    The 日南製鐵 Rinnan Steel Mill series grew out of the research into the hundreds of Japanese—ex-soldiers and civilians alike—who stayed in Malaya after World War II, in order to participate in the Malayan Communist Party’s (MCP) guerrilla struggle to liberate the region from British colonial rule. By 1960, only two remained: Shigeyuki Hashimoto and Kiyoaki Tanaka, two military engineers who were employed at the eponymous steel mill and they stayed with the MCP after Malaysia gained independence and till MCP was disbanded in 1989. Through them, geopolitical conditions is seen embodied by the actions and choices of a single individual.

    The object at the core of this series is a World War II-era Japanese ceremonial sword, known as the shin guntō (新軍刀, or new military sword). Instead of the traditional hand-crafted production method of katana, the shin guntō is created using an industrialised process, made possible only by Japan’s rapid modernisation and industrialisation, to meet requirements before and during the war. Raw material for these blades likely originated in Malaya, processed at factories such as the Rinnan Steel Mill.

    For INGOT, a blacksmith in Malaysia was instructed to take a cast of the original blade, melt it down to an ingot, and document this in a photograph. The steel ingot is then cast back into a blade using the mould taken before it was melted. Finally, the sword is speared through the image of itself as an ingot. This sculptural object captures different states of its own material being, relating back to Hashimoto and Tanaka, and the mutability of their political identities. It is also a response to the travel of the steel resource – how it was extracted from Malaya and ironically returned as an invading weapon. 

    Media:   Japanese shin guntō steel blade, digital print of steel ingot
    Dimension:  100 x 10 x 5 cm (sword); 14 x 10 cm (print)
    Text by Berny Tan
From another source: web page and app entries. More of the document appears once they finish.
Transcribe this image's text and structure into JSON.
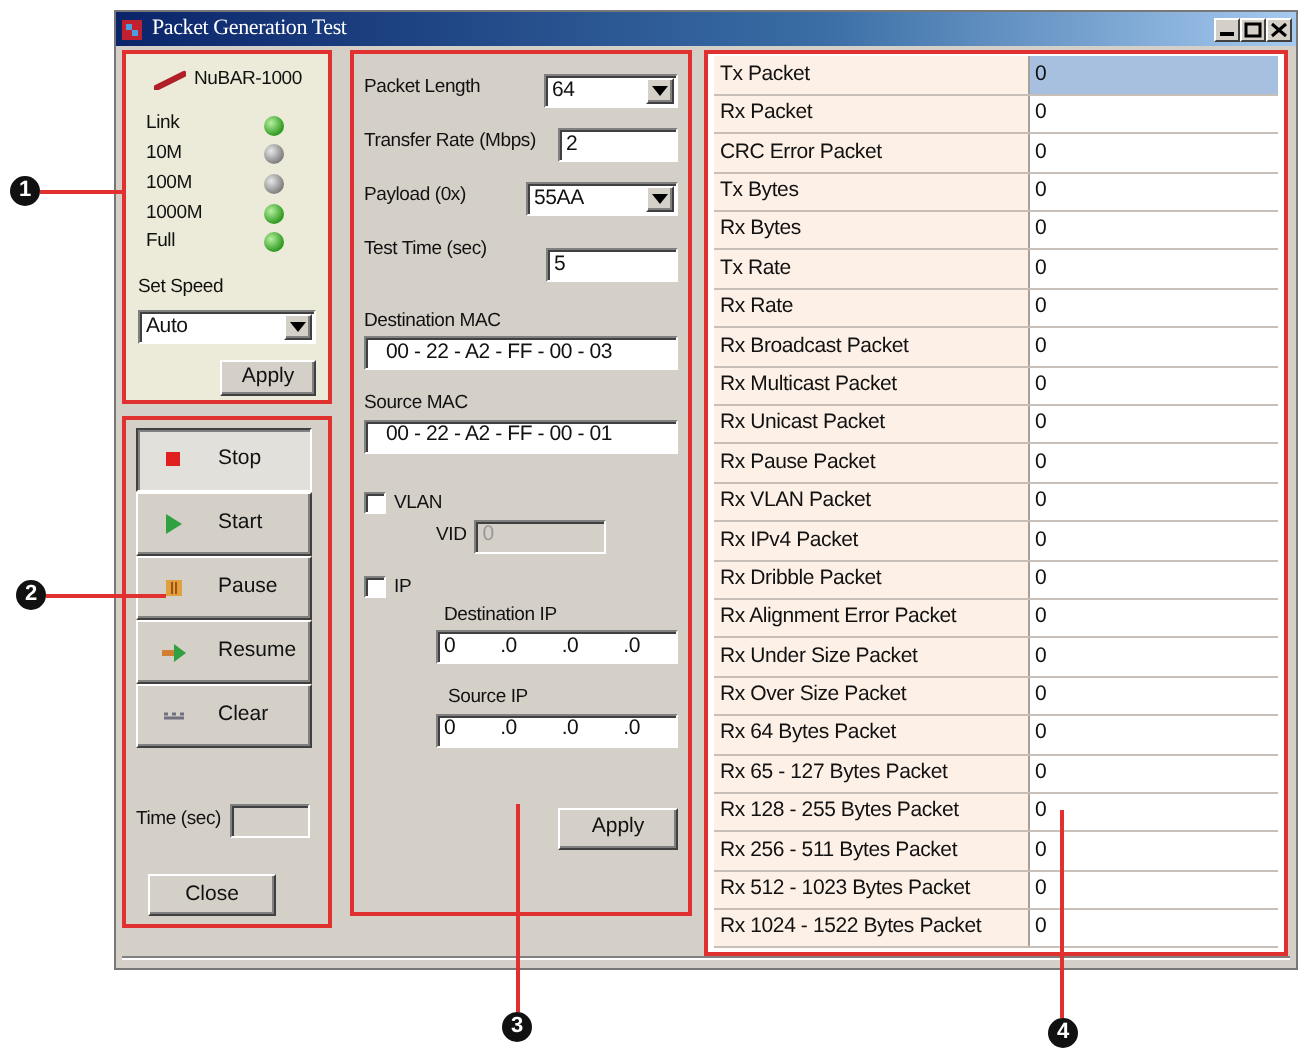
{
  "window": {
    "title": "Packet Generation Test"
  },
  "device": {
    "name": "NuBAR-1000",
    "indicators": [
      {
        "label": "Link",
        "on": true
      },
      {
        "label": "10M",
        "on": false
      },
      {
        "label": "100M",
        "on": false
      },
      {
        "label": "1000M",
        "on": true
      },
      {
        "label": "Full",
        "on": true
      }
    ],
    "speed_label": "Set Speed",
    "speed_value": "Auto",
    "apply": "Apply"
  },
  "controls": {
    "buttons": [
      {
        "label": "Stop",
        "pressed": true
      },
      {
        "label": "Start",
        "pressed": false
      },
      {
        "label": "Pause",
        "pressed": false
      },
      {
        "label": "Resume",
        "pressed": false
      },
      {
        "label": "Clear",
        "pressed": false
      }
    ],
    "time_label": "Time (sec)",
    "close": "Close"
  },
  "settings": {
    "fields": [
      {
        "label": "Packet Length",
        "kind": "select",
        "value": "64"
      },
      {
        "label": "Transfer Rate (Mbps)",
        "kind": "input",
        "value": "2"
      },
      {
        "label": "Payload (0x)",
        "kind": "select",
        "value": "55AA"
      },
      {
        "label": "Test Time (sec)",
        "kind": "input",
        "value": "5"
      }
    ],
    "destination_mac": {
      "label": "Destination MAC",
      "value": "00 - 22 - A2 - FF - 00 - 03"
    },
    "source_mac": {
      "label": "Source MAC",
      "value": "00 - 22 - A2 - FF - 00 - 01"
    },
    "vlan": {
      "label": "VLAN",
      "checked": false,
      "vid_label": "VID",
      "vid_value": "0"
    },
    "ip": {
      "label": "IP",
      "checked": false,
      "destination": {
        "label": "Destination IP",
        "parts": [
          "0",
          ".0",
          ".0",
          ".0"
        ]
      },
      "source": {
        "label": "Source IP",
        "parts": [
          "0",
          ".0",
          ".0",
          ".0"
        ]
      }
    },
    "apply": "Apply"
  },
  "stats": {
    "rows": [
      {
        "name": "Tx Packet",
        "value": "0",
        "selected": true
      },
      {
        "name": "Rx Packet",
        "value": "0",
        "selected": false
      },
      {
        "name": "CRC Error Packet",
        "value": "0",
        "selected": false
      },
      {
        "name": "Tx Bytes",
        "value": "0",
        "selected": false
      },
      {
        "name": "Rx Bytes",
        "value": "0",
        "selected": false
      },
      {
        "name": "Tx Rate",
        "value": "0",
        "selected": false
      },
      {
        "name": "Rx Rate",
        "value": "0",
        "selected": false
      },
      {
        "name": "Rx Broadcast Packet",
        "value": "0",
        "selected": false
      },
      {
        "name": "Rx Multicast Packet",
        "value": "0",
        "selected": false
      },
      {
        "name": "Rx Unicast Packet",
        "value": "0",
        "selected": false
      },
      {
        "name": "Rx Pause Packet",
        "value": "0",
        "selected": false
      },
      {
        "name": "Rx VLAN Packet",
        "value": "0",
        "selected": false
      },
      {
        "name": "Rx IPv4 Packet",
        "value": "0",
        "selected": false
      },
      {
        "name": "Rx Dribble Packet",
        "value": "0",
        "selected": false
      },
      {
        "name": "Rx Alignment Error Packet",
        "value": "0",
        "selected": false
      },
      {
        "name": "Rx Under Size Packet",
        "value": "0",
        "selected": false
      },
      {
        "name": "Rx Over Size Packet",
        "value": "0",
        "selected": false
      },
      {
        "name": "Rx 64 Bytes Packet",
        "value": "0",
        "selected": false
      },
      {
        "name": "Rx 65 - 127 Bytes Packet",
        "value": "0",
        "selected": false
      },
      {
        "name": "Rx 128 - 255 Bytes Packet",
        "value": "0",
        "selected": false
      },
      {
        "name": "Rx 256 - 511 Bytes Packet",
        "value": "0",
        "selected": false
      },
      {
        "name": "Rx 512 - 1023 Bytes Packet",
        "value": "0",
        "selected": false
      },
      {
        "name": "Rx 1024 - 1522 Bytes Packet",
        "value": "0",
        "selected": false
      }
    ]
  },
  "callouts": [
    {
      "number": "1"
    },
    {
      "number": "2"
    },
    {
      "number": "3"
    },
    {
      "number": "4"
    }
  ]
}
    Shigeyuki Hashimoto and Kiyoaki Tanaka, Japanese engineers who worked in a Malaya steel mill and later joined the Malaya Communist Party